Would you please output the lines of the data below from the one containing "What's the underlying" to the end, exactly and with nothing added?

==== Excerpted data

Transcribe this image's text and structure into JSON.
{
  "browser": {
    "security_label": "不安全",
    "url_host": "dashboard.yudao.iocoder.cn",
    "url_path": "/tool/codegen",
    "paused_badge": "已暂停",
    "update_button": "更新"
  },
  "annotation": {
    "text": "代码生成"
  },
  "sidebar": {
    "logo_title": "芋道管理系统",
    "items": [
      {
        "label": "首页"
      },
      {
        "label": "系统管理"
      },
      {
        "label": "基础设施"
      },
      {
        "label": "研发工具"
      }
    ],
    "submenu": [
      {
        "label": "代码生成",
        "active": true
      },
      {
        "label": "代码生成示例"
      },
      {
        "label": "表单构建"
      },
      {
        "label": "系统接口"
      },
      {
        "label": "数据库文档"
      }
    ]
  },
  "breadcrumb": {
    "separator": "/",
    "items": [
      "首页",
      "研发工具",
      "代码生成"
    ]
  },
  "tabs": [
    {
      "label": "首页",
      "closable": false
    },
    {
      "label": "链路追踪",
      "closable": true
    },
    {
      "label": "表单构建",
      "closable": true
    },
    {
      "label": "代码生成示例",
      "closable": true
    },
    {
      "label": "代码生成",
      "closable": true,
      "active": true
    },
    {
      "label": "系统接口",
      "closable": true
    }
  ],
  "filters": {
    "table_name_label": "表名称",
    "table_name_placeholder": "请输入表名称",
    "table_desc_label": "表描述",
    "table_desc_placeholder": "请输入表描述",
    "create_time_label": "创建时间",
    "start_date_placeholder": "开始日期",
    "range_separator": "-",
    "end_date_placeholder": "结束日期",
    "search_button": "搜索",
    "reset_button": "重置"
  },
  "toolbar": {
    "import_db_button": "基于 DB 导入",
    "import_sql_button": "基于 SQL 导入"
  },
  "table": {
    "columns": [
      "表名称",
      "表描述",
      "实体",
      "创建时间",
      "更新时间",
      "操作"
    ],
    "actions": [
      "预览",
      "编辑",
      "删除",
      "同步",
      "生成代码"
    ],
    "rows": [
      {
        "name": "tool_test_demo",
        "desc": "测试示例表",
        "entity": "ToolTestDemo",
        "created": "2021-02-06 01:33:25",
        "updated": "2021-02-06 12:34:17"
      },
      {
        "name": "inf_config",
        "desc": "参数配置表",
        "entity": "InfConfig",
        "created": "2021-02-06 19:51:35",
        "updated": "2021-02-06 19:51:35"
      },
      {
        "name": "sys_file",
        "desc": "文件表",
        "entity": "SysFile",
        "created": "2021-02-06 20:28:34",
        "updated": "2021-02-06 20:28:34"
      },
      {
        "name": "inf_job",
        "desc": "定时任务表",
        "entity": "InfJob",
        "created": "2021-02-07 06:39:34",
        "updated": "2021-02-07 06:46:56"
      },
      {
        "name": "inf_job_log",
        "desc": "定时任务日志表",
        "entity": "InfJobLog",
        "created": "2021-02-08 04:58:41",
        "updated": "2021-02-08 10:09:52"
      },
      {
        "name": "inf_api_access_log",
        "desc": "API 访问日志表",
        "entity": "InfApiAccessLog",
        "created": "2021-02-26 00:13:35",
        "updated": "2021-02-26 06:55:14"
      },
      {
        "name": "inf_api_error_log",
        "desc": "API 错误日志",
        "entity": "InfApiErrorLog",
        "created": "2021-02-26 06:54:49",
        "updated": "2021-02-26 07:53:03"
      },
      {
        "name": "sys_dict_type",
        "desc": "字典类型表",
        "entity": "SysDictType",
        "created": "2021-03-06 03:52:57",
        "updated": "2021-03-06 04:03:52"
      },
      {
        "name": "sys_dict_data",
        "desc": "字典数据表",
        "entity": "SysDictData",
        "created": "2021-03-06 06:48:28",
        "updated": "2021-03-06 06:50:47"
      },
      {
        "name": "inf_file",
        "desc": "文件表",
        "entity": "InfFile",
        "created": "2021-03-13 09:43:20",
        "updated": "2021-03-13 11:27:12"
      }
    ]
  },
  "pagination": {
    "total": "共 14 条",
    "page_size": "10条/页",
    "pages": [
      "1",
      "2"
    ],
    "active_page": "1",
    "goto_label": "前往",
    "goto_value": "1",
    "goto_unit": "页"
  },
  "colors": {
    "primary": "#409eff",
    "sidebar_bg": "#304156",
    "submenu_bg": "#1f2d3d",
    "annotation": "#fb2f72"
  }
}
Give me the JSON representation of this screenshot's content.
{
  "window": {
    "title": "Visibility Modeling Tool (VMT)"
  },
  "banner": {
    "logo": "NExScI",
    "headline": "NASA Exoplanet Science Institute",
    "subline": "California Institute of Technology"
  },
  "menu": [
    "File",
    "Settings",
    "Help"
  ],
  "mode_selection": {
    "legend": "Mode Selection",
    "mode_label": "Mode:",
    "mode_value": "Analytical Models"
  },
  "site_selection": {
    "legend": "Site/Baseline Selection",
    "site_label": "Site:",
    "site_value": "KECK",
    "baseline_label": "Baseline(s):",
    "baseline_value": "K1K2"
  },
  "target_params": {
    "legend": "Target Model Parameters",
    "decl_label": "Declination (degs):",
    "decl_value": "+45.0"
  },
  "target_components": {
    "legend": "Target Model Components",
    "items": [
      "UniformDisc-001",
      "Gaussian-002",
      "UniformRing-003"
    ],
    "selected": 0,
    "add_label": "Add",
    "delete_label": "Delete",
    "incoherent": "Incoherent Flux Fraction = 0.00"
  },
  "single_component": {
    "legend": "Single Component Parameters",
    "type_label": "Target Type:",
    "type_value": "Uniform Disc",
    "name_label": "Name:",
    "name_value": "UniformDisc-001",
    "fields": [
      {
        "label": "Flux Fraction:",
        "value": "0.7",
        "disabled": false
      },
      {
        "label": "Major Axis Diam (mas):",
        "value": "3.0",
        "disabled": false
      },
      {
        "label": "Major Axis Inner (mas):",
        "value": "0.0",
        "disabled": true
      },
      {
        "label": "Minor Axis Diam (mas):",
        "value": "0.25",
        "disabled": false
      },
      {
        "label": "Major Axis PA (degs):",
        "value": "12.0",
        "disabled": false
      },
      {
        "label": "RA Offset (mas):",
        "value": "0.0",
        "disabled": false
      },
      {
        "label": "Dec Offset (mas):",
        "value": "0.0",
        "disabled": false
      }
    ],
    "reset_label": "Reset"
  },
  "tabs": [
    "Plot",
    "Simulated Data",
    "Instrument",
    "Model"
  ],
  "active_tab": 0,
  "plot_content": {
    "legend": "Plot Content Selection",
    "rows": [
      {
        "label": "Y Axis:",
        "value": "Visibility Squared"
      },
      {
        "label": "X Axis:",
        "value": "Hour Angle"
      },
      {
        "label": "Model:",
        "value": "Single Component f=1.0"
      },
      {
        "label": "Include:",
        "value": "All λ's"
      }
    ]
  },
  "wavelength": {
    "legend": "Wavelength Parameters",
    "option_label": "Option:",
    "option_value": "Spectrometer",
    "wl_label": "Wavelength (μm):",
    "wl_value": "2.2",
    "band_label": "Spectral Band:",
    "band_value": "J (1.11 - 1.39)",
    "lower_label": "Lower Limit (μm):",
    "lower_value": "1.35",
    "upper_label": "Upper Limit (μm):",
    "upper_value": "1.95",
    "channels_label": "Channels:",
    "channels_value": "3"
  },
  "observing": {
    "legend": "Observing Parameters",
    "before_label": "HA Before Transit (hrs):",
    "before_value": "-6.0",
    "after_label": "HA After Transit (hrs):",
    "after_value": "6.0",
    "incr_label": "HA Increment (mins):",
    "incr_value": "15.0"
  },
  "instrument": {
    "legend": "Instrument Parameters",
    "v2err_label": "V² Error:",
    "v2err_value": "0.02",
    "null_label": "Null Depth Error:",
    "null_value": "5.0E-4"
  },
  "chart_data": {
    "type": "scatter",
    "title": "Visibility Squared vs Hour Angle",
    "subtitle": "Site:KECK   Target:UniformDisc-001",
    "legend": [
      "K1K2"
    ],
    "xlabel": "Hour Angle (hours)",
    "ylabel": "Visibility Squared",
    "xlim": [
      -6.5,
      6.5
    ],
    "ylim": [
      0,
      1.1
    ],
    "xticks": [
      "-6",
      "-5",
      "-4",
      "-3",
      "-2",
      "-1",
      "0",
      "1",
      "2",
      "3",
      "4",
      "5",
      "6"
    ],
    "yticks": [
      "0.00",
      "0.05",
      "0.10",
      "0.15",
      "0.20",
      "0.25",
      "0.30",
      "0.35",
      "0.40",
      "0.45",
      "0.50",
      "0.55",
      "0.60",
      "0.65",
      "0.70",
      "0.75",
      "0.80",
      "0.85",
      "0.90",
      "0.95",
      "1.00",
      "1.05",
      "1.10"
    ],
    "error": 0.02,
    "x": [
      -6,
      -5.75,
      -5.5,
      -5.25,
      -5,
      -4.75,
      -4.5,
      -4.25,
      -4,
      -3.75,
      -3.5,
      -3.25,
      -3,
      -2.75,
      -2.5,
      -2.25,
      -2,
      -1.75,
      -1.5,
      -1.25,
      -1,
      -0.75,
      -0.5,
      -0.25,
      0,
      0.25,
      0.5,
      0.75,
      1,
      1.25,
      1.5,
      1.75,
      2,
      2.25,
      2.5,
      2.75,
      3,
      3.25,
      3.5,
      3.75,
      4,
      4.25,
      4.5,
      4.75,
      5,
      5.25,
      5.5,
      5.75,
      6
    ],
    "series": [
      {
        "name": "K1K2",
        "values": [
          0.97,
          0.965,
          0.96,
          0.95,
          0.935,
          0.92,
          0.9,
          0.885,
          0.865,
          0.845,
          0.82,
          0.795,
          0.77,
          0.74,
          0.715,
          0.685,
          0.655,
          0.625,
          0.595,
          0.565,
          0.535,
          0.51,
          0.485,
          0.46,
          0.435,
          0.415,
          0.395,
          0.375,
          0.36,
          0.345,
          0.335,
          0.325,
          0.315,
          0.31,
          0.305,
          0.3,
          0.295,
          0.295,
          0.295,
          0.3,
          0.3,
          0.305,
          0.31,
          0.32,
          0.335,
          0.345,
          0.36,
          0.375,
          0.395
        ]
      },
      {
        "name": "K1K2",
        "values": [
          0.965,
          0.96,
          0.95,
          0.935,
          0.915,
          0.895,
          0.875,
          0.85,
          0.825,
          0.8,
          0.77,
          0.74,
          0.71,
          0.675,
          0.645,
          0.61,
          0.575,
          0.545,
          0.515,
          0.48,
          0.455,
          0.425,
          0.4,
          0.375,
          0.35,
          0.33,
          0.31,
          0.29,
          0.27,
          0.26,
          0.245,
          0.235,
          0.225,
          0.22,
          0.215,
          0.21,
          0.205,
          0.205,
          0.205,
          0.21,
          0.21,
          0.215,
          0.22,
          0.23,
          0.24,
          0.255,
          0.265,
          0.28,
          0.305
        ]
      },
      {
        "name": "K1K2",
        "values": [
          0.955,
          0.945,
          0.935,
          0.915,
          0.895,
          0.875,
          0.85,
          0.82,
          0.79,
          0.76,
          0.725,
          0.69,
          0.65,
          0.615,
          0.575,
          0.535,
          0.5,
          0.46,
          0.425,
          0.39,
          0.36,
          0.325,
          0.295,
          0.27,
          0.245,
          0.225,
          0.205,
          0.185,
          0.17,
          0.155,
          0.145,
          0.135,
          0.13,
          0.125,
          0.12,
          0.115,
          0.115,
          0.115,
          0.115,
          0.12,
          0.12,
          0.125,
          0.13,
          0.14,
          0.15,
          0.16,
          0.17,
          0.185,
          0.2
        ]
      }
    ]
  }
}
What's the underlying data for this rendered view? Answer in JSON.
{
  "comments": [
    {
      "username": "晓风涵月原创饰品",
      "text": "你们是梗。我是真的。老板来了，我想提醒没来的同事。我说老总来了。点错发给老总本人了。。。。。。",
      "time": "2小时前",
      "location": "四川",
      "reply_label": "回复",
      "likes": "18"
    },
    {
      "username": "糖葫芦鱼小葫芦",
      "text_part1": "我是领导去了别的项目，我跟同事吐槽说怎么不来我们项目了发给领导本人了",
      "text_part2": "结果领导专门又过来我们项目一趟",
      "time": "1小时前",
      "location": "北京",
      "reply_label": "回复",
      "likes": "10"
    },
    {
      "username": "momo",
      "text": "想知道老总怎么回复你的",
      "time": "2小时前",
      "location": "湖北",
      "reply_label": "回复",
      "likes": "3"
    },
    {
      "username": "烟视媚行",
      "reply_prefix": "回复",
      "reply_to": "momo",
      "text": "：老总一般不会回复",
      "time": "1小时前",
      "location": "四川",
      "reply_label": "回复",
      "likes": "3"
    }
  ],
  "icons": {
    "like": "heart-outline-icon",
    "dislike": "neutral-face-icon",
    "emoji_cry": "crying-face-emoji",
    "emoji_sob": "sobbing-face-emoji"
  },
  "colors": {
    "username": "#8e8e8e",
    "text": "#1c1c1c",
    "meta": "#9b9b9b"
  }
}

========

Result below:
What's the underlying data for this rendered view? Answer in JSON.
{
  "comments": [
    {
      "username": "晓风涵月原创饰品",
      "text": "你们是梗。我是真的。老板来了，我想提醒没来的同事。我说老总来了。点错发给老总本人了。。。。。。",
      "time": "2小时前",
      "location": "四川",
      "reply_label": "回复",
      "likes": "18"
    },
    {
      "username": "糖葫芦鱼小葫芦",
      "text_part1": "我是领导去了别的项目，我跟同事吐槽说怎么不来我们项目了发给领导本人了",
      "text_part2": "结果领导专门又过来我们项目一趟",
      "time": "1小时前",
      "location": "北京",
      "reply_label": "回复",
      "likes": "10"
    },
    {
      "username": "momo",
      "text": "想知道老总怎么回复你的",
      "time": "2小时前",
      "location": "湖北",
      "reply_label": "回复",
      "likes": "3"
    },
    {
      "username": "烟视媚行",
      "reply_prefix": "回复",
      "reply_to": "momo",
      "text": "：老总一般不会回复",
      "time": "1小时前",
      "location": "四川",
      "reply_label": "回复",
      "likes": "3"
    }
  ],
  "icons": {
    "like": "heart-outline-icon",
    "dislike": "neutral-face-icon",
    "emoji_cry": "crying-face-emoji",
    "emoji_sob": "sobbing-face-emoji"
  },
  "colors": {
    "username": "#8e8e8e",
    "text": "#1c1c1c",
    "meta": "#9b9b9b"
  }
}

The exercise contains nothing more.